- Hurricane Michael is forecast to be the most destructive storm to hit Florida’s Panhandle in decades.
- The storm is expected to strengthen to Category 3 before it hits Florida on Wednesday, bringing life-threatening winds and storm surge.
- Heavy rain caused by Michael killed 13 people in Central America over the weekend.
- Tens of thousands of people in Florida have been ordered to evacuate, while Florida’s governor warned that the hurricane “could be devastating.”
Hurricane Michael is expected to strengthen to a Category 3 when it makes landfall in Florida’s Panhandle, where mandatory evacuations have begun ahead of the storm, as Florida’s governor said it could be the most destructive storm there in decades.
Hurricane Michael rapidly strengthened from a tropical storm to a hurricane on Monday, prompting warnings about threats to life and the introduction of mandatory evacuations in coastal counties.
Torrential downpours and flash-flooding caused by Michael over the weekend resulted in 13 deaths in Central America after the storm formed off the coast of northern Honduras, Reuters reported.
This GIF from the NWS shows Hurricane Michael move towards the Florida Panhandle on Monday.
Rick Scott, Florida’s Governor, has declared a state of emergency in 35 counties. In a press conference on Monday, he said that that Hurricane Michael is a “massive storm.”
“We haven’t seen anything like this in the Panhandle in decades.”
Tens of thousands of people have been ordered to evacuate in Wakulla, Gulf and Bay counties, Reuters reported.
The storm, Scott tweeted on Monday, “could be devastating.”
1,250 National Guard soldiers are aiding the process and more than 4,000 troops have been placed on standby, Scott tweeted.
I have activated another 750 FL National Guard troops on top of the 500 that I activated last night. They are well-equipped, with assets including high water vehicles, helicopters, & boats. The @FLGuard has more than 4,000 additional guard members ready to deploy.
— Rick Scott (@FLGovScott)
October 8, 2018

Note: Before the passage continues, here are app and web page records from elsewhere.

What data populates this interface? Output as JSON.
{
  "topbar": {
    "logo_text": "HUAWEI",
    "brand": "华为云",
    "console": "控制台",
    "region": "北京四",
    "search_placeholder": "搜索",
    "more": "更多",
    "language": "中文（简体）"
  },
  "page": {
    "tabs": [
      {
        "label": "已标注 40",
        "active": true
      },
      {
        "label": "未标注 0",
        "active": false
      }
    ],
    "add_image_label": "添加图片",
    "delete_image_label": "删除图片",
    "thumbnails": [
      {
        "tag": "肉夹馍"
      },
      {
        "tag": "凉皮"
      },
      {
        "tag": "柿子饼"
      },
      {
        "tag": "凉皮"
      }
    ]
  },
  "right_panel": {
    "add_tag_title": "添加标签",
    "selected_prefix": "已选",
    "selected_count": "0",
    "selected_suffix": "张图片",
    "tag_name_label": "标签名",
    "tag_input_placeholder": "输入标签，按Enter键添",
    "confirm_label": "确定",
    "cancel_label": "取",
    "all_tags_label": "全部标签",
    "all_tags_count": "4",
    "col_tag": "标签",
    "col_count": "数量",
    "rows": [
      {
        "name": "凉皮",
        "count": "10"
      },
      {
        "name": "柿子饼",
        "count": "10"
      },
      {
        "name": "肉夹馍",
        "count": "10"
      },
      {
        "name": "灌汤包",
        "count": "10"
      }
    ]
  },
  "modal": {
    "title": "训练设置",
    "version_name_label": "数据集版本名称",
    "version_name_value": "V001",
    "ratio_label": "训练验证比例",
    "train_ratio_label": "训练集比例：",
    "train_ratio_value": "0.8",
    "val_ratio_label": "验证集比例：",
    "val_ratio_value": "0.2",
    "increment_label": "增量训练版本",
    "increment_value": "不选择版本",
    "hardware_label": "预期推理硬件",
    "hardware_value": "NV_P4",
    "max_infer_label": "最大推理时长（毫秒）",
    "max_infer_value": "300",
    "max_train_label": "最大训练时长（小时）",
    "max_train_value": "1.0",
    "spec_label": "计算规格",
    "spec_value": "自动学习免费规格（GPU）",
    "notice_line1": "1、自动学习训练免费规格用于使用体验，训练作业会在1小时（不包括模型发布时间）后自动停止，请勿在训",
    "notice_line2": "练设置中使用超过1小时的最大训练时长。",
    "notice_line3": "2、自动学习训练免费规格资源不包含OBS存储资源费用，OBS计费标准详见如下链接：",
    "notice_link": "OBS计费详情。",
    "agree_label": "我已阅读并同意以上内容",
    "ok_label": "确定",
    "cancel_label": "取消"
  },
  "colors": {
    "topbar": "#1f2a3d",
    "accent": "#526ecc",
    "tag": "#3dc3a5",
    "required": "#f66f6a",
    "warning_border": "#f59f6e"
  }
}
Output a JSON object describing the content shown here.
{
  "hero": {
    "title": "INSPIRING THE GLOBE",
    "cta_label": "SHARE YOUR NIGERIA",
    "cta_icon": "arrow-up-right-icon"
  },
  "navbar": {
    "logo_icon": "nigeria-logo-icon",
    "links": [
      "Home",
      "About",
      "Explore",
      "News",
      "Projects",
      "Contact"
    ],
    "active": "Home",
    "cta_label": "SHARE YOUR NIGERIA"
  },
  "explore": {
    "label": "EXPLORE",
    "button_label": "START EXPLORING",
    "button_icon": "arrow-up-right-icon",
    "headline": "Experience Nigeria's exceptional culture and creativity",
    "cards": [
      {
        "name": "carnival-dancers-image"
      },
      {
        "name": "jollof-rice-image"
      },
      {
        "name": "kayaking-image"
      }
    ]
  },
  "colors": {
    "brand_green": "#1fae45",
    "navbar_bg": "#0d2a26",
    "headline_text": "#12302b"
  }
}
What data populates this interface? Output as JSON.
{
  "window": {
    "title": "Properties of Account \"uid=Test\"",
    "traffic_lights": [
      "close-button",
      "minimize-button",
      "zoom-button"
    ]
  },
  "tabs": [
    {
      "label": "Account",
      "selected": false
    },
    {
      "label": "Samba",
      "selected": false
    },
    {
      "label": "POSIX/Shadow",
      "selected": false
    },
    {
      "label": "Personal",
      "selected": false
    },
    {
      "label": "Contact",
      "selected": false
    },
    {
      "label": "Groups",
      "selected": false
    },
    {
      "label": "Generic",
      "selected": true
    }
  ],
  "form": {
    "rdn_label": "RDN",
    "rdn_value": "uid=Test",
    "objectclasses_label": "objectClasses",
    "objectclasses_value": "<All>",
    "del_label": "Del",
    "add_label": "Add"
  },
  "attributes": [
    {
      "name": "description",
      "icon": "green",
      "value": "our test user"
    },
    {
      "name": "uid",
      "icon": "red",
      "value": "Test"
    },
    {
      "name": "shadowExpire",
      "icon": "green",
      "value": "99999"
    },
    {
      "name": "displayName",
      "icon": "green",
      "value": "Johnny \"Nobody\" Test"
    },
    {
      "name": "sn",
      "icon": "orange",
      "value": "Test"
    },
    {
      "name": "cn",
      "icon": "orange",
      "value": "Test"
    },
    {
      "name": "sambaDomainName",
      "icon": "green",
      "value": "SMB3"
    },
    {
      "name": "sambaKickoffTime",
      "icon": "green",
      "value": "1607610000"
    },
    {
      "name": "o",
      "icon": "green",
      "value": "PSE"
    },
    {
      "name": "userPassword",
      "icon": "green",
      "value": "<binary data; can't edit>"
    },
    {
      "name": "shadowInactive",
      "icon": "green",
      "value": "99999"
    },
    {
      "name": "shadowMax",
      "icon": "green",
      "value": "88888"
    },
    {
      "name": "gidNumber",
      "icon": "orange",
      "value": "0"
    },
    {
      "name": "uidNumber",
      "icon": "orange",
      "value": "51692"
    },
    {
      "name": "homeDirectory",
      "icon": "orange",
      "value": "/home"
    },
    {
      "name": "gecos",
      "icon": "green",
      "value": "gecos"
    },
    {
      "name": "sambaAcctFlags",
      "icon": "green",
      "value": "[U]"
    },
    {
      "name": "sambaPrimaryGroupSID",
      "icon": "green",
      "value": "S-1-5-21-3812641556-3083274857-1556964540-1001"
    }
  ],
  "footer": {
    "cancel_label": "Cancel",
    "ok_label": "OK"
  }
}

Warnings are in place for more than 300 miles of coastline.
These include warnings for life-threatening storm surge, which the National Weather Service (NWS) forecasts will reach 12 ft in some places. The NWS also warned of life-threatening winds along the Florida Gulf Coast.
As of 5am ET on Tuesday, the hurricane was 390 miles away from Apalachicola, Florida. It had maximum sustained winds of near 90 mph, with some higher gusts, according to the National Hurricane Center.
Hurricane Michael would be the first major hurricane to hit the panhandle since Hurricane Dennis in 2005, according to the center.
#Michael continues to hold its own despite the shear which should weaken further. All signs point to more strengthening today.
This remains a very dangerous situation for Florida panhandle and big bend residence, and the stronger it gets the longer it takes to wind down inland. pic.twitter.com/3gS1jj5S13
— Jim Cantore (@JimCantore)
October 9, 2018
While the NWS says that Hurricane Michael will be a “major hurricane” when it makes landfall in Florida, it also predicts it will weaken as it moves through states in the southeast on Wednesday night and Thursday.
Hurricane conditions will lash Cuba on Tuesday, where it will produce heavy rainfall and flash flooding, according to the NWS.